Parameter 2 – Lookup Range. The second parameter contains the range that contains your data. This is our sales table (cells B9 to D13).
Parameter 3 – Return Column. The third parameter contains the column of data you want to return. In our example, sales for Mary is located in column 3 of our sales table.
Parameter 4 – Exact or Approximate Match. The last column will determine if our lookup will be an exact match (meaning the exact text “Mary” must be found) or an approximate match (“Marylyn” could be a match).
For this last parameter, 99.99% of the time you’ll set this last parameter to FALSE for an exact match.
Preventing Errors With Your VLOOOKUPs
Improperly structured VLOOKUPs can cause errors and inaccurate data in your spreadsheets. Here are tips to ensure your data stays accurate and error-free:
1. When looking up a table within a sheet containing multiple data sets, use absolute values for the “Where to Look” range
Using absolute values (such as $A$1:$E$8, not A1:E8) will ensure that your lookup range stays consistent when copying formulas from one cell to another.
2. When looking up a table within a sheet containing a single data set, lookup the entire column in the “Where to Look” range
Looking up entire columns (such as A:E, not A1:E8) will allow you to dynamically lookup rows that you later add to a dataset
3. You will almost always perform an Exact Match lookup
In 99.99% of VLOOKUPS (most likely will be 100%, but I’m leaving room for the one weird time you’ll need it), you’ll set the 4th parameter to FALSE for an exact match.
4. The first column in your range (parameter 2) has to be your lookup column
If, for example, your range has data in columns A-C, column A must have the lookup value. If not, you may have to re-arrange columns or use a different formula, such as INDEX-MATCH or XLOOKUP (XLOOKUP is an Excel-only formula).
Now that you understand the basics of using VLOOKUPs, here are some additional ways you can structure your formulas:
Use the IFERROR formula to remove “#N/A” values
Often, you’ll perform a VLOOKUP and the value you have in the first parameter is not found in your dataset. Instead of leaving “#N/A” values throughout your report, you can add an IFERROR statement to your formula to handle lookups that generate an error.
IFERROR formulas have two parameters: the first is your formula (your VLOOKUP formula in this tutorial) and the second is what happens if that formula generates an error.
Using our sales data example, we can set any employees that generate an error to show $0 sales.
VLOOKUPs by column name instead of column number
A basic VLOOKUP formula uses the column number in parameter 3. However, when importing new data to your sheet (for example, internal CRM data), you may find that column positions have changed.
Instead of using the column number in your formula, with a MATCH formula nested in your VLOOKUP you can return data based on the column name.
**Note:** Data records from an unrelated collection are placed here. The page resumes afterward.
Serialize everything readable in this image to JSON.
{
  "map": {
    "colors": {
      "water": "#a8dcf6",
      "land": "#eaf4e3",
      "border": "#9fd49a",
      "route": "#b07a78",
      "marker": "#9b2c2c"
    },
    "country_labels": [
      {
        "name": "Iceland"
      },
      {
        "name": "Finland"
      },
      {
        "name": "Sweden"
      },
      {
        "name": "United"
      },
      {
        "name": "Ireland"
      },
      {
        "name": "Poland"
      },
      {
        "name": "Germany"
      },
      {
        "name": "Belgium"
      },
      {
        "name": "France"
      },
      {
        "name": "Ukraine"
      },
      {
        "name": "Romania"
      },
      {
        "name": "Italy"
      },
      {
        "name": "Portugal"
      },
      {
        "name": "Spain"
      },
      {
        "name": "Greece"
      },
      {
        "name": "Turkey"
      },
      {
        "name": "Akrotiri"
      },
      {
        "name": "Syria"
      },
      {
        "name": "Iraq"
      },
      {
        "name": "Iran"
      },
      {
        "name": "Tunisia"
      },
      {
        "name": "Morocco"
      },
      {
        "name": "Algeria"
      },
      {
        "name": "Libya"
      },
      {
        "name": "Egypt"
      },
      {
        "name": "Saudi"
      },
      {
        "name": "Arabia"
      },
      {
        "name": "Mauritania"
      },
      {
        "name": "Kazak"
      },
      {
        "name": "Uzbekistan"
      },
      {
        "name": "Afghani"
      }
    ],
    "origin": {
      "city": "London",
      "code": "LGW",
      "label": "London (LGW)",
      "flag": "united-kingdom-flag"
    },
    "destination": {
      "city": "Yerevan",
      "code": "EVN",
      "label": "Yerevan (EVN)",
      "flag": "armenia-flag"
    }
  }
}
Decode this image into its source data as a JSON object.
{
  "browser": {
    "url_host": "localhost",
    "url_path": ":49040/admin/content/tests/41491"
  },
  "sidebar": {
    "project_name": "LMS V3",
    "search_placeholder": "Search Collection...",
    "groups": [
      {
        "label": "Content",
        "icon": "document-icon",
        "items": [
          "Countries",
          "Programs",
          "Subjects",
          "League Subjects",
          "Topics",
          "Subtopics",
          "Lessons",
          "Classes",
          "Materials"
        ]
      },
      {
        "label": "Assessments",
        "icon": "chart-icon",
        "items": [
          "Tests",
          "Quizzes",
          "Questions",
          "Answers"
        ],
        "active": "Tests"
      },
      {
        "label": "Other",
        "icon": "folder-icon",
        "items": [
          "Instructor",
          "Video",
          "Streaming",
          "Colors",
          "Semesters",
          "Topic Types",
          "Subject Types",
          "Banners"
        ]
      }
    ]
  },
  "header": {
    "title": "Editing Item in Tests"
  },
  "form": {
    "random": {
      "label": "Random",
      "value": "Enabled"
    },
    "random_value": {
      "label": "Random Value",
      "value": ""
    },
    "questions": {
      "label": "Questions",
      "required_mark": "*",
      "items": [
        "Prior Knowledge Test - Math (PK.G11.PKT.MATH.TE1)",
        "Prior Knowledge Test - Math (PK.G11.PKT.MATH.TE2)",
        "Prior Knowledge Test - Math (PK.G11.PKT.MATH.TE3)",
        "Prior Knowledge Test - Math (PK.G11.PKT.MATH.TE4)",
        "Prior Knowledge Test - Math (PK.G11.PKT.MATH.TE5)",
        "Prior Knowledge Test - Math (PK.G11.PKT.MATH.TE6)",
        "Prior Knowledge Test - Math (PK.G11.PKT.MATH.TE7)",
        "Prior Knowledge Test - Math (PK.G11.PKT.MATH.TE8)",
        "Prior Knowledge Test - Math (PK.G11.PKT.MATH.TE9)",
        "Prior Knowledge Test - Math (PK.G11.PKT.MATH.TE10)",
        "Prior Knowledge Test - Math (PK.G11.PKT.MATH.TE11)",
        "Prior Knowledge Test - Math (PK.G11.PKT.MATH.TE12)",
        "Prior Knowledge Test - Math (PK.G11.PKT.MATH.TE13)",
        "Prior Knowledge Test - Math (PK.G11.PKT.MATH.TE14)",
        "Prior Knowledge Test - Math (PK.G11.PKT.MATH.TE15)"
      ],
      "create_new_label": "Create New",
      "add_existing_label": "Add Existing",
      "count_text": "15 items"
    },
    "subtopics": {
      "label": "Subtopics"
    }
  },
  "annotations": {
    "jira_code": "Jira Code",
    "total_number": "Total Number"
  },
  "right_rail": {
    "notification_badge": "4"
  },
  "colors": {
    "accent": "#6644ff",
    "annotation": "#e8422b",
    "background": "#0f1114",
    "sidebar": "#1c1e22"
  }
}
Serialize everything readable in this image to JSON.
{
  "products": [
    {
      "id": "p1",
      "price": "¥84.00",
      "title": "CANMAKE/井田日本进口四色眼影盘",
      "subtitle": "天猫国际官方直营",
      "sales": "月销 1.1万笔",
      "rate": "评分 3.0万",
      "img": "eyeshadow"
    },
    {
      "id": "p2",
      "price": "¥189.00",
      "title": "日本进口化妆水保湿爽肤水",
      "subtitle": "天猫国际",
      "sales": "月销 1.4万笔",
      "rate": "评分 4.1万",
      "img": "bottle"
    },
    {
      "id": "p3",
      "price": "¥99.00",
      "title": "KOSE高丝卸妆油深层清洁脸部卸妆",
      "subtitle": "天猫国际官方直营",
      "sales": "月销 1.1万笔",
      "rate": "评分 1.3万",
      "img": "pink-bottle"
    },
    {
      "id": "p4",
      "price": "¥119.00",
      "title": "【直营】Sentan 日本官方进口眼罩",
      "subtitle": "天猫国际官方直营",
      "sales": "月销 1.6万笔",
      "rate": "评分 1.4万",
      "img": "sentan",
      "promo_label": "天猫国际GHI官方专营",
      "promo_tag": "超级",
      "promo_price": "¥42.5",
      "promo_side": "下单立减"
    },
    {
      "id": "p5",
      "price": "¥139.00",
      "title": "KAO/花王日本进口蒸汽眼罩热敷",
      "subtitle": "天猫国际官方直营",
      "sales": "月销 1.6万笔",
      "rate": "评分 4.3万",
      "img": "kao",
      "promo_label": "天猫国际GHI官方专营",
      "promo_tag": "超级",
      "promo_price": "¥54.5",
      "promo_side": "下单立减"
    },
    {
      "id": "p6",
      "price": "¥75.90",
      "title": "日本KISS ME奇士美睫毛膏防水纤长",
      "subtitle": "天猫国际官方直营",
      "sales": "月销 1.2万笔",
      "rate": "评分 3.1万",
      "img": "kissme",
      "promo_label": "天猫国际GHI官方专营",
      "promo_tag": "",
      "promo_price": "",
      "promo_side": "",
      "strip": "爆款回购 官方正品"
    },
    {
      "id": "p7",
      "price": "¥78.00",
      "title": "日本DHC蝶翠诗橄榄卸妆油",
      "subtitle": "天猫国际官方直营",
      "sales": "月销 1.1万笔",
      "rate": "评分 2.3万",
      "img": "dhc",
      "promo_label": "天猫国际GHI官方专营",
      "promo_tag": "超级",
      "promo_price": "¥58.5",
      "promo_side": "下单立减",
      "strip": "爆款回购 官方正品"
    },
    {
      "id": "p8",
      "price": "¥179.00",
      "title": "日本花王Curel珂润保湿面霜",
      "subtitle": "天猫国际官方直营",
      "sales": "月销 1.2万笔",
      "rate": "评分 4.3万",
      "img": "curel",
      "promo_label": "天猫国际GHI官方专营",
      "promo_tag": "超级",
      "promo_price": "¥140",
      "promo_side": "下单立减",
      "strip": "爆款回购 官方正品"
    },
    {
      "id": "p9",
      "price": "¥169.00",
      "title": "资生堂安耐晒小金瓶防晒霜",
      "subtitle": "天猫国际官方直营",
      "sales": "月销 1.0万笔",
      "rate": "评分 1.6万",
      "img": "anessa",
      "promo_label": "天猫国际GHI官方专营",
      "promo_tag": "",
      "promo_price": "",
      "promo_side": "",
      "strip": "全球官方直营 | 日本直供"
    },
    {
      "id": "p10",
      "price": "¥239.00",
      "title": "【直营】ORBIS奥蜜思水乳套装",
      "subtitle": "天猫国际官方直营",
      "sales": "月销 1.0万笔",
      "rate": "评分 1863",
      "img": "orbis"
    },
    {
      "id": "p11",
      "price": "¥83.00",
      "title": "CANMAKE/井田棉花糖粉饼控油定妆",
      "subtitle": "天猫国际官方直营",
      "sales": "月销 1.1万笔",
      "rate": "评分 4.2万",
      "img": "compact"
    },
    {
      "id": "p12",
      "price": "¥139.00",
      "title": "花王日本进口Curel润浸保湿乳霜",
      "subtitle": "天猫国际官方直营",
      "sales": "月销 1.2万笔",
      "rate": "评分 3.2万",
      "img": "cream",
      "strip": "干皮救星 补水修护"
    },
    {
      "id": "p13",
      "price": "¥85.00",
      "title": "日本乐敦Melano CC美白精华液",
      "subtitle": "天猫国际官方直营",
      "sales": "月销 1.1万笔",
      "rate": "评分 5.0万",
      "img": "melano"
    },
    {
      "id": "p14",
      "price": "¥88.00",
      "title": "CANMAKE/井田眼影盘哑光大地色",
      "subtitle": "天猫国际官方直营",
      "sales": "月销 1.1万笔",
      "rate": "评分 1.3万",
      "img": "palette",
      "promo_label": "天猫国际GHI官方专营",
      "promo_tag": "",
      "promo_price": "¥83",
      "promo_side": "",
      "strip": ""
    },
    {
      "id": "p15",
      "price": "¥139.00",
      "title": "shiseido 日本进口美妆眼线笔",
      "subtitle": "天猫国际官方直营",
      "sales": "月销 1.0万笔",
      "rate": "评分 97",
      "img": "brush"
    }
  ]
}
MATCH formulas have three parameters: the first is your column name, the second is the range that contains your heading row, and the third sets the MATCH as either exact match (0) or approximate match (1 or -1). Like a VLOOKUP formula, you’ll always want to set this to exact match (0).